It was in response to this shocking campaign that 134 Nobel Prize winners called on Greenpeace in 2017 to ‘cease and desist in its campaign against Golden Rice specifically, and crops and foods improved through biotechnology in general’, insisting that ‘opposition based on emotion and dogma contradicted by data must be stopped.’
And they ended: ‘How many poor people in the world must die before we consider this a crime against humanity?’
Thankfully there are at last some encouraging signs of progress on that front, with an increasing number of African and other developing countries now legislating to allow the cultivation and import of GM foods, and the first commercial-scale crop of Golden Rice, just under 70 tonnes, safely harvested in the Philippines.
But Greenpeace’s campaign continues.

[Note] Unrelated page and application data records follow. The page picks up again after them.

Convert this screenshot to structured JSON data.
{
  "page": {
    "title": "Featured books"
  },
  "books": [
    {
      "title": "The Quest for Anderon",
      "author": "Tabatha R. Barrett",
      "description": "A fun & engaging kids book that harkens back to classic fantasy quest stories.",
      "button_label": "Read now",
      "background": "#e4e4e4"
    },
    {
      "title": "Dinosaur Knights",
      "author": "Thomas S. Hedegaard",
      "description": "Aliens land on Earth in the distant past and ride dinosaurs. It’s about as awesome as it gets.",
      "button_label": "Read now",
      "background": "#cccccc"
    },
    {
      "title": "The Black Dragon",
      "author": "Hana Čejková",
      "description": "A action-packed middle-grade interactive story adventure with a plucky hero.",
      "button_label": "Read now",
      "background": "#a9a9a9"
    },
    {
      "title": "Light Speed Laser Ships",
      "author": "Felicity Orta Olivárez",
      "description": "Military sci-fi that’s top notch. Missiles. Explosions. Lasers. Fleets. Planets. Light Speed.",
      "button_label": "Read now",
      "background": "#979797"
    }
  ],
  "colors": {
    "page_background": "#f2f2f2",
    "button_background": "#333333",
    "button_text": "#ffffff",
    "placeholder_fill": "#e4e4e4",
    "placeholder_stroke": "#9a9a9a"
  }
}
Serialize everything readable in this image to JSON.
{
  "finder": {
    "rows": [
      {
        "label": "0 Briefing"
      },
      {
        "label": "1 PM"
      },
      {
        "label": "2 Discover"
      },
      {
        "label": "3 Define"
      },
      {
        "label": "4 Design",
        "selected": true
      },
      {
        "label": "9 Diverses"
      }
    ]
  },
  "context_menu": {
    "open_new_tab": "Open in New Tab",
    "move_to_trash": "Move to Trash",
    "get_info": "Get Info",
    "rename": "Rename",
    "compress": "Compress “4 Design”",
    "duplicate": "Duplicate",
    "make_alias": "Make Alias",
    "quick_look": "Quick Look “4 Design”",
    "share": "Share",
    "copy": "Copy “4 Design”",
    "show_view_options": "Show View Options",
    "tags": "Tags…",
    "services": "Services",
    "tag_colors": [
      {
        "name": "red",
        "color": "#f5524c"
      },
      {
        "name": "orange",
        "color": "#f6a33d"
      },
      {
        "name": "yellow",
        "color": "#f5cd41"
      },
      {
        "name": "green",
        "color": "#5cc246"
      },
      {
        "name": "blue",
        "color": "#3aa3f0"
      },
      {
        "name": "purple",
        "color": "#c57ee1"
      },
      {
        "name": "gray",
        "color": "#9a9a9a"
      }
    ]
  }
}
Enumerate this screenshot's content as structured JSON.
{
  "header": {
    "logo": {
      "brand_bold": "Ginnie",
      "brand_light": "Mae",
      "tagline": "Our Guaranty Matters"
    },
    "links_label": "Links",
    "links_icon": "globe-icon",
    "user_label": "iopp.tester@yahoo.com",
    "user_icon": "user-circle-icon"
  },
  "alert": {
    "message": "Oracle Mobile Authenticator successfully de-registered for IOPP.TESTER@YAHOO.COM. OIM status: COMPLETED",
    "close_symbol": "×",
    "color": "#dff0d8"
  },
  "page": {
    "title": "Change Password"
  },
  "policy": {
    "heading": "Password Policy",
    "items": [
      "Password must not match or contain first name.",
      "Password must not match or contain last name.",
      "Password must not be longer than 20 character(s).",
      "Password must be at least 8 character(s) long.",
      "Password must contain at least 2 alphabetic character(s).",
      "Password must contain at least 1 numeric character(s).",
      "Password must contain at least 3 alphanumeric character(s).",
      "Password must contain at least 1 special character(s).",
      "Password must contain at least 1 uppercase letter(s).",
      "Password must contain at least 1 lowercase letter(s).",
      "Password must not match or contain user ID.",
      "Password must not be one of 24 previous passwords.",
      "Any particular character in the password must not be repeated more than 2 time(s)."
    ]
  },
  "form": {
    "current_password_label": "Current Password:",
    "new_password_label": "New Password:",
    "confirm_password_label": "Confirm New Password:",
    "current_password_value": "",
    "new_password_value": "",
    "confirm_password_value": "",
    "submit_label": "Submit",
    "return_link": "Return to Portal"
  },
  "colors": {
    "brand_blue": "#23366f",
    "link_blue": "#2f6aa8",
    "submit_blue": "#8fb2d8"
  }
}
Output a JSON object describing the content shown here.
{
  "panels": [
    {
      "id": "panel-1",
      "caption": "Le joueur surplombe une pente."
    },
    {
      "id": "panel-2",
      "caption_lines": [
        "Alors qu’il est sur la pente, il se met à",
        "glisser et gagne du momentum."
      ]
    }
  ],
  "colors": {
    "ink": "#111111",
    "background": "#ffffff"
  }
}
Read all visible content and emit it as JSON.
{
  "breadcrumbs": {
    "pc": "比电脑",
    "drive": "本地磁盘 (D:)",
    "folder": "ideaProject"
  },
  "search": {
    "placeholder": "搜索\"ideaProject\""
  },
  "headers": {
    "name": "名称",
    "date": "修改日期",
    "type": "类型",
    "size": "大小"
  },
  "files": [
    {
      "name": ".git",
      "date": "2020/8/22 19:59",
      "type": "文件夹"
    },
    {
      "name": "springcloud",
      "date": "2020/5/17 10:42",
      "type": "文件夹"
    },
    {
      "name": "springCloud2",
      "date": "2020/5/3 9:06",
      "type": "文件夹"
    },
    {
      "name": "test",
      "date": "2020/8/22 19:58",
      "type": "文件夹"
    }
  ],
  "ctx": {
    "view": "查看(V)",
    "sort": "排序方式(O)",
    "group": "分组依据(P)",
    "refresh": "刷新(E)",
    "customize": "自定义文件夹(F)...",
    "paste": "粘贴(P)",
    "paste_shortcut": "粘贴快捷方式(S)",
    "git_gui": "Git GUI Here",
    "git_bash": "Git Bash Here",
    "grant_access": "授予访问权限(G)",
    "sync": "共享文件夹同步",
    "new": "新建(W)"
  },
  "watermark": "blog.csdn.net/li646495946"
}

Like many other environmental NGOs, their obsession with opposing specific technologies or farming systems, regardless of the application or outcome, and their fixation with a particular concept of ‘naturalness’, is preventing our food from being both healthy and good for nature, which are surely what actually matters. The more concentrated and productive we make our farming systems, the less land we need, the less water and the fewer natural resources. The more land we can then leave to nature, and set aside for biodiversity.
This was spelled out very clearly in a 10-year study by Professor Andrew Balmford of Cambridge University, who led a team of 17 organisations around the world studying different farming systems, producing a comprehensive body of evidence showing that more productive farming results in ‘land sparing’, and that this is a far better way of conserving biodiversity than ‘land sharing’ with more extensive agricultural practices.
Balmford’s team found that this was the case not just for land use but for other environmental issues too: per unit of output, intensive farming results in fewer pollutants, causes less soil loss and consumes less water. They found that applying inorganic nitrogen boosts yields with little or no greenhouse gas ‘penalty’ and results in lower water use per tonne of rice. And they found that organic dairy farms cause at least 30% more soil loss, and take up twice as much land, as conventional dairy farms for the same amount of milk produced.
‘These results add to the evidence that sparing natural habitats by using high-yield farming to produce food is the least bad way forward,’ said Professor Balmford.
The logical end-point of land sparing is the urban, vertical farm factory.
Techno Farm Keihanna in Japan is a vertical farm producing 30,000 lettuce heads a day. It uses automated cultivation, water recycling and LED lighting tuned to just the right wavelength for lettuce. Yet it’s arguably the most sustainable farming on the planet: it uses around 300 times less land than outdoor farming per mouthful of lettuce produced, much less water, quite a bit less energy – the LED lights use less energy than tractors -- and no pesticides at all because it’s hermetically sealed to keep out insects and other pests. In every conceivable sense, it’s a good thing as far as people and the planet are concerned, but it’s a long way from being ‘natural’.
So here is a toast to the unnatural nature of all food.
Matt Ridley is the author of numerous books on science. He has been a journalist and a businessman and served for nine years on the House of Lords. He lives on a farm in Northumberland. Matt is a member of the Science for Sustainable Agriculture advisory group.